Women come to the Jewish Fertility Foundation when they have difficulties with pregnancies. Before Frank founded the organization, she lived in Israel where in vitro fertilization is essentially free. Her first two children resulted from IVF there.
In the U.S., just one cycle of IVF treatment – that may or may not result in pregnancy – costs about $20,000. Health insurance generally doesn’t cover the costs, but the Foundation provides up to two IVF grants up to $10,000, explained Kayla Heering, JFF national program director.
A less expensive treatment that enables pregnancy is intrauterine insemination, which can cost anywhere from $1,500 to $3,000. Grants of up to $1,000 are provided by JFF for these less invasive treatments.
Another complication of the new anti-abortion laws involves the extra embryos which are often frozen for possible use if the implanted embryo or two doesn’t result in pregnancy. Years later, a woman may no longer be interested in implantation of those embryos, but what can be done with them if destroying them might break the law?
“Some lawyers have advised us to move frozen embryos to other states,” said Frank. “We’re closely monitoring the situation. It’s not just about abortion.”
Heering points to the importance of the infertility support groups that JFF sponsors. Now there’s a peer-to-peer group for LGBTQ members. “There are now a lot of single moms by choice. As long as one of the partners is Jewish,” JFF grants are available. “We’ve taken away the requirement for a medical infertility diagnosis.”
One of JFF’s partnering organizations is J Screen. “Our families get free genetic testing” through J Screen, said Heering.
JFF launched the annual festival “to connect JFF alumni families and pass off the baton to other Jewish groups such as PJ Library, Honeymoon Israel, Jewish Kids Group, MACoM, SOJOURN, In the City Camps, schools such as Atlanta Jewish Academy and the Epstein School, and 18 Doors, which is an Atlanta non-profit serving interfaith families.

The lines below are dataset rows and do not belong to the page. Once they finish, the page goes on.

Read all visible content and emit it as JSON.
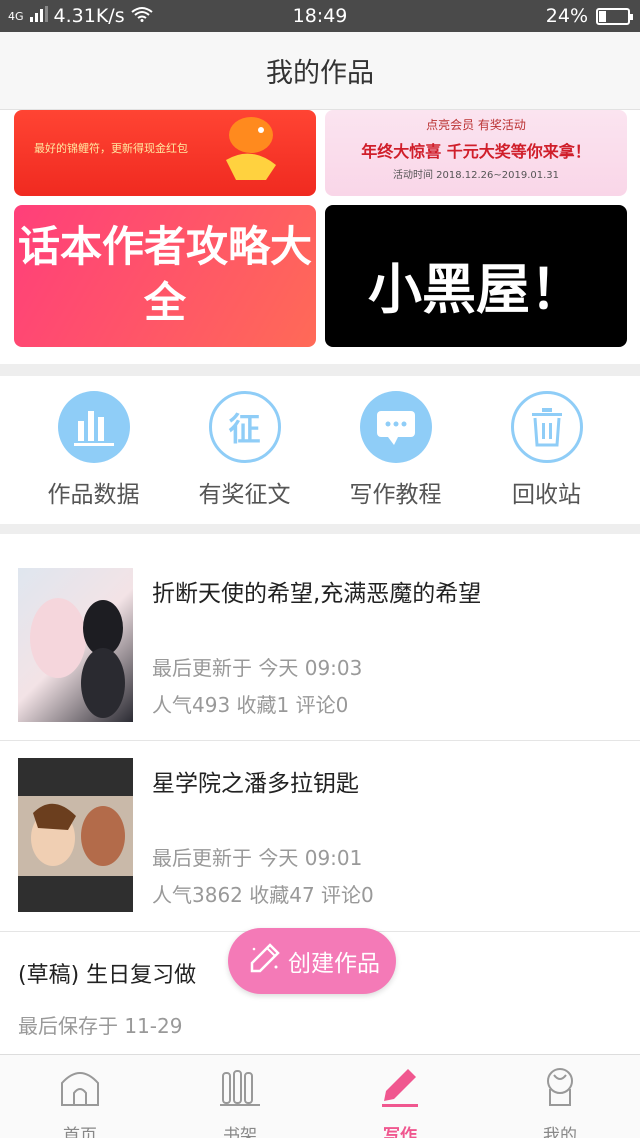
{
  "status_bar": {
    "network_label": "4G",
    "speed": "4.31K/s",
    "time": "18:49",
    "battery": "24%",
    "battery_level": 0.24
  },
  "header": {
    "title": "我的作品"
  },
  "banners": {
    "b1_small_text": "最好的锦鲤符，更新得现金红包",
    "b2_title": "点亮会员 有奖活动",
    "b2_sub": "年终大惊喜 千元大奖等你来拿！",
    "b2_date": "活动时间 2018.12.26~2019.01.31",
    "b3_text": "话本作者攻略大全",
    "b4_text": "小黑屋！"
  },
  "quick_actions": [
    {
      "label": "作品数据",
      "icon": "bar-chart-icon"
    },
    {
      "label": "有奖征文",
      "icon": "contest-icon",
      "glyph": "征"
    },
    {
      "label": "写作教程",
      "icon": "chat-bubble-icon"
    },
    {
      "label": "回收站",
      "icon": "trash-icon"
    }
  ],
  "works": [
    {
      "title": "折断天使的希望,充满恶魔的希望",
      "updated": "最后更新于 今天 09:03",
      "stats": "人气493 收藏1 评论0"
    },
    {
      "title": "星学院之潘多拉钥匙",
      "updated": "最后更新于 今天 09:01",
      "stats": "人气3862 收藏47 评论0"
    }
  ],
  "draft": {
    "title": "(草稿) 生日复习做",
    "saved": "最后保存于 11-29"
  },
  "fab": {
    "label": "创建作品",
    "icon": "pencil-icon"
  },
  "bottom_nav": [
    {
      "label": "首页",
      "icon": "home-icon"
    },
    {
      "label": "书架",
      "icon": "bookshelf-icon"
    },
    {
      "label": "写作",
      "icon": "write-icon",
      "active": true
    },
    {
      "label": "我的",
      "icon": "profile-icon"
    }
  ],
  "colors": {
    "accent_pink": "#f47ab7",
    "nav_active": "#f0578f",
    "icon_blue": "#8fcdf7"
  }
}
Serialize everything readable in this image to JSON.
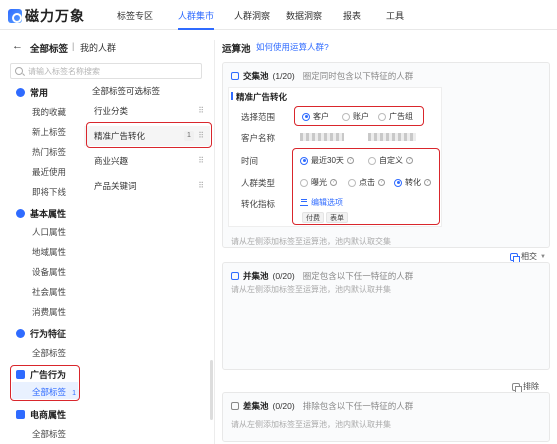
{
  "logo": {
    "text": "磁力万象"
  },
  "nav": {
    "items": [
      "标签专区",
      "人群集市",
      "人群洞察",
      "数据洞察",
      "报表",
      "工具"
    ],
    "active_index": 1
  },
  "header": {
    "back_icon": "arrow-left-icon",
    "title": "全部标签",
    "separator": "|",
    "subtitle": "我的人群"
  },
  "search": {
    "placeholder": "请输入标签名称搜索"
  },
  "categories": {
    "groups": [
      {
        "label": "常用",
        "items": [
          "我的收藏",
          "新上标签",
          "热门标签",
          "最近使用",
          "即将下线"
        ]
      },
      {
        "label": "基本属性",
        "items": [
          "人口属性",
          "地域属性",
          "设备属性",
          "社会属性",
          "消费属性"
        ]
      },
      {
        "label": "行为特征",
        "items": [
          "全部标签"
        ]
      },
      {
        "label": "广告行为",
        "items": [
          "全部标签"
        ],
        "active_item_count": "1"
      },
      {
        "label": "电商属性",
        "items": [
          "全部标签"
        ]
      }
    ]
  },
  "middle": {
    "title": "全部标签可选标签",
    "items": [
      {
        "label": "行业分类",
        "count": ""
      },
      {
        "label": "精准广告转化",
        "count": "1"
      },
      {
        "label": "商业兴趣",
        "count": ""
      },
      {
        "label": "产品关键词",
        "count": ""
      }
    ]
  },
  "pool": {
    "title": "运算池",
    "help_link": "如何使用运算人群?",
    "intersection": {
      "title": "交集池",
      "count": "(1/20)",
      "desc": "圈定同时包含以下特征的人群",
      "hint": "请从左侧添加标签至运算池，池内默认取交集",
      "toggle_label": "相交"
    },
    "card": {
      "title": "精准广告转化",
      "scope_label": "选择范围",
      "scope_options": [
        "客户",
        "账户",
        "广告组"
      ],
      "scope_selected": 0,
      "customer_label": "客户名称",
      "time_label": "时间",
      "time_options": [
        "最近30天",
        "自定义"
      ],
      "time_selected": 0,
      "crowd_label": "人群类型",
      "crowd_options": [
        "曝光",
        "点击",
        "转化"
      ],
      "crowd_selected": 2,
      "metric_label": "转化指标",
      "edit_label": "编辑选项",
      "tags": [
        "付费",
        "表单"
      ]
    },
    "union": {
      "title": "并集池",
      "count": "(0/20)",
      "desc": "圈定包含以下任一特征的人群",
      "hint": "请从左侧添加标签至运算池，池内默认取并集"
    },
    "exclude": {
      "toggle_label": "排除",
      "title": "差集池",
      "count": "(0/20)",
      "desc": "排除包含以下任一特征的人群",
      "hint": "请从左侧添加标签至运算池，池内默认取并集"
    }
  }
}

Heering said the attendees were very diverse, “from all religious backgrounds.”
“This event was a testament to the power of community and the shared joy of celebrating our High Holidays together,” said Debra Meyer, a JFF board member.
“We are deeply grateful for the support of our 14 dedicated community partners and the overwhelming response from our attendees.”
Heering said the annual festival will be scheduled in 2024 again before the High Holidays.